* Task statement:
Report each line of the records where "JSON" occurs.

== Segment start ==

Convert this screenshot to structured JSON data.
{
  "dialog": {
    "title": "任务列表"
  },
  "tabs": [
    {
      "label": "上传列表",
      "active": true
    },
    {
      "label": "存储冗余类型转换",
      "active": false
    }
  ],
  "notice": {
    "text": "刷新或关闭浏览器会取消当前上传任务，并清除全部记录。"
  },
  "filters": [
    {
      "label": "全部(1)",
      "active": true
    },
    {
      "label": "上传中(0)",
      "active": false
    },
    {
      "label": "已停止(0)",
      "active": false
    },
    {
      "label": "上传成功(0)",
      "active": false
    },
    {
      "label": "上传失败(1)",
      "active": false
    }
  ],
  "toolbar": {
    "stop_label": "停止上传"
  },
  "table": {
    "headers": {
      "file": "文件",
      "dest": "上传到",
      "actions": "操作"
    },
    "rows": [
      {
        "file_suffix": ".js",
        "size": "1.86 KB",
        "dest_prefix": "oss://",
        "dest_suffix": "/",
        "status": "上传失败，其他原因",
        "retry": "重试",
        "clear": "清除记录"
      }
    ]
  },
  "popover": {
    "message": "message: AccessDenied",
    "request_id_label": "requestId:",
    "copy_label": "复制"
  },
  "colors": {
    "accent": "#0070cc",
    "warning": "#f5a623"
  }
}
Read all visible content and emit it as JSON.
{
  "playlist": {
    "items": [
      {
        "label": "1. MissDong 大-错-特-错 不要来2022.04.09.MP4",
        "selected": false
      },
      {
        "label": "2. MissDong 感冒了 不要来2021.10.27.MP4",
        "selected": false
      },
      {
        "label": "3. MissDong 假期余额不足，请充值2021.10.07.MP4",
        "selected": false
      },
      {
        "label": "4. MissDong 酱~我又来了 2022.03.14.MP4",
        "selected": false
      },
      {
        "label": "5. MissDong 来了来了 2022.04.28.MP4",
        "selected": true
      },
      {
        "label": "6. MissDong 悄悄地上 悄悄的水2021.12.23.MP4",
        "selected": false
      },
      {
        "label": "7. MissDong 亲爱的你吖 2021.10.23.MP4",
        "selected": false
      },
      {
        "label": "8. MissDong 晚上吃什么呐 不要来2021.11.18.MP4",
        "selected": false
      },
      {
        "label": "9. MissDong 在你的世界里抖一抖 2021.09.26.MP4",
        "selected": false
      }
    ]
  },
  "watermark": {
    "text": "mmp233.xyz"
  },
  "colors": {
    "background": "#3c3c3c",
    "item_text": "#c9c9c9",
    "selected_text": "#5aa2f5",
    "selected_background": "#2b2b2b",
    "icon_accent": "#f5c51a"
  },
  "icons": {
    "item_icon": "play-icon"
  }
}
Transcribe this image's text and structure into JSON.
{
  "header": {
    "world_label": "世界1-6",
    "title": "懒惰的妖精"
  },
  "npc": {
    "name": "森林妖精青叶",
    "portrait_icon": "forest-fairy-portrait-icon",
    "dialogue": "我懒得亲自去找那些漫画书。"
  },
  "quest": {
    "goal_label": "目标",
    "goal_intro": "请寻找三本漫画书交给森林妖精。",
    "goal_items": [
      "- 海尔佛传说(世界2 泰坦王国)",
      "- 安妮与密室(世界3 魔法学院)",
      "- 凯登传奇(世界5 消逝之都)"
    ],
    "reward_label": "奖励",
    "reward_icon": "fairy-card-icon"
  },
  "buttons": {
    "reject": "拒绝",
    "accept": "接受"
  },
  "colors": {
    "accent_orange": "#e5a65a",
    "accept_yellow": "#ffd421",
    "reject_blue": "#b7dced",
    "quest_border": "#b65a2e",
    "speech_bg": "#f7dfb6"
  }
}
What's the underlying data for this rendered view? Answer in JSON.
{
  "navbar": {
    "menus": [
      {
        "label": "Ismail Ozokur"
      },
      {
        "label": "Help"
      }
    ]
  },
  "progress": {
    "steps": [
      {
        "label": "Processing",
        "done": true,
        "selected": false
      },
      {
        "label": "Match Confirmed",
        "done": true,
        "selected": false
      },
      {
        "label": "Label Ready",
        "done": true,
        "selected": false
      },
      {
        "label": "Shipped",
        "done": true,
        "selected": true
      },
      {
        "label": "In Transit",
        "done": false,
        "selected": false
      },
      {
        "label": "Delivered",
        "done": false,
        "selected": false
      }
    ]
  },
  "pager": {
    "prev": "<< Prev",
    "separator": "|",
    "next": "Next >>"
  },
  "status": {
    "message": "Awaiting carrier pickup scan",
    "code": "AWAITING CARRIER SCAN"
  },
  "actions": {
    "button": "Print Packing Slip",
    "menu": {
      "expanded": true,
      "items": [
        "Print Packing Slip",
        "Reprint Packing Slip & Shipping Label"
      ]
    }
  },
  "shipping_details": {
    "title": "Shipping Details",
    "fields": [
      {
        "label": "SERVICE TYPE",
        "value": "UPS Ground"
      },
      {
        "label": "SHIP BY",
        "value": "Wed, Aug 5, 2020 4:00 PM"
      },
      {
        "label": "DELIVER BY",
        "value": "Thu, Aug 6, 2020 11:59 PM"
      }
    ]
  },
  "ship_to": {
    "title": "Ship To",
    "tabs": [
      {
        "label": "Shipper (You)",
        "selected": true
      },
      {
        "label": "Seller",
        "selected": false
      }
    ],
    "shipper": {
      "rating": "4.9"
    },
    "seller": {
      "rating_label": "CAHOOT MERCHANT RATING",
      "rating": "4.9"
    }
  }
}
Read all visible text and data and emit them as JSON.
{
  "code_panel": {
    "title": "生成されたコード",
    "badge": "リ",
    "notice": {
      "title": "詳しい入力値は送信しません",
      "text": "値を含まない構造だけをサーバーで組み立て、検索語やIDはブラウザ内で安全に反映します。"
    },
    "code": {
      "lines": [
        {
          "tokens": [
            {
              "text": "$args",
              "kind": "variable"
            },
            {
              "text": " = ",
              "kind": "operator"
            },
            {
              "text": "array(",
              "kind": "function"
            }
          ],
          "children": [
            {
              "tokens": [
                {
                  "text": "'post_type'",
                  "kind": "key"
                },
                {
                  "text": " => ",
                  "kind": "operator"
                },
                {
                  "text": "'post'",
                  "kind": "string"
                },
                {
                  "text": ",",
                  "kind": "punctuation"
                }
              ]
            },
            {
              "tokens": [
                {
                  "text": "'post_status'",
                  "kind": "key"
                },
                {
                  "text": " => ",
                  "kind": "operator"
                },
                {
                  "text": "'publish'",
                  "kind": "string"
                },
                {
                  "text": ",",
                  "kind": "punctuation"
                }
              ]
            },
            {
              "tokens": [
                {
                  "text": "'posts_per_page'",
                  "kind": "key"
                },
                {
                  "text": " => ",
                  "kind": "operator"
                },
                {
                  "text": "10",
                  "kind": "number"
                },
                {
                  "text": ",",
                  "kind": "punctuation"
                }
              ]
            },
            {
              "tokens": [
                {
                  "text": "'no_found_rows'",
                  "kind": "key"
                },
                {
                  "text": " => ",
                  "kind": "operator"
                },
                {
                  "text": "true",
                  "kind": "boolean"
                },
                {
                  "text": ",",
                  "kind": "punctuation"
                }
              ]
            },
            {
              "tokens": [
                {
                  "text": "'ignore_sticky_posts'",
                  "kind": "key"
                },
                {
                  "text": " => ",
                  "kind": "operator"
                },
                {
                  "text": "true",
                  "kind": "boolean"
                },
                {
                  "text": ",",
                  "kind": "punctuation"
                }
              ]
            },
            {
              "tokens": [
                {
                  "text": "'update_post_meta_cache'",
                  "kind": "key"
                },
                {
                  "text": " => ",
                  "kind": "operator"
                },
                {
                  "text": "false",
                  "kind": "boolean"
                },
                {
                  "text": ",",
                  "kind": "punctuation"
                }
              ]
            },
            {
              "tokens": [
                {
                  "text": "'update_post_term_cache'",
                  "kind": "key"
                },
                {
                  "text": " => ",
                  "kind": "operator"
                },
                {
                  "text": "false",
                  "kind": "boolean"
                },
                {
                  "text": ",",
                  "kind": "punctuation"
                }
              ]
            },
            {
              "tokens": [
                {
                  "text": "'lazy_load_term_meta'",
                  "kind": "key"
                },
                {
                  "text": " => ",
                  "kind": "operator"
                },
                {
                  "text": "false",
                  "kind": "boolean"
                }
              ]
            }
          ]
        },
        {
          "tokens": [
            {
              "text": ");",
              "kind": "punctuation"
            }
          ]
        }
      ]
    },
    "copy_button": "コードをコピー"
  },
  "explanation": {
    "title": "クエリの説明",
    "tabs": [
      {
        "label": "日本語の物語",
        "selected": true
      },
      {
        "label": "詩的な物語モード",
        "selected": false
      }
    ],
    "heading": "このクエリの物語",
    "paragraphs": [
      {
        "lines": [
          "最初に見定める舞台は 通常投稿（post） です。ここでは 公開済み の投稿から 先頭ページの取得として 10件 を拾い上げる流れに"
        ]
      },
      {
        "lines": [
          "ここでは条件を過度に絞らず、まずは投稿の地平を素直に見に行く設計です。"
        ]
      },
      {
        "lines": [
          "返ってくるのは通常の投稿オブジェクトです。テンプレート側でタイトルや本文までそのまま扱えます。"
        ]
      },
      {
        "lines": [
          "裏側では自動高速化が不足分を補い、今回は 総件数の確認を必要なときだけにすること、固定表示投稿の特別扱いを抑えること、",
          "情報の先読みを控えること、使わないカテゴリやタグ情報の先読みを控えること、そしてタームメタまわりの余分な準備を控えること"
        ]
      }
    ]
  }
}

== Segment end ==

* Task result:
Convert this screenshot to structured JSON data.
Read all visible content and emit it as JSON.
Transcribe this image's text and structure into JSON.
What's the underlying data for this rendered view? Answer in JSON.
Read all visible text and data and emit them as JSON.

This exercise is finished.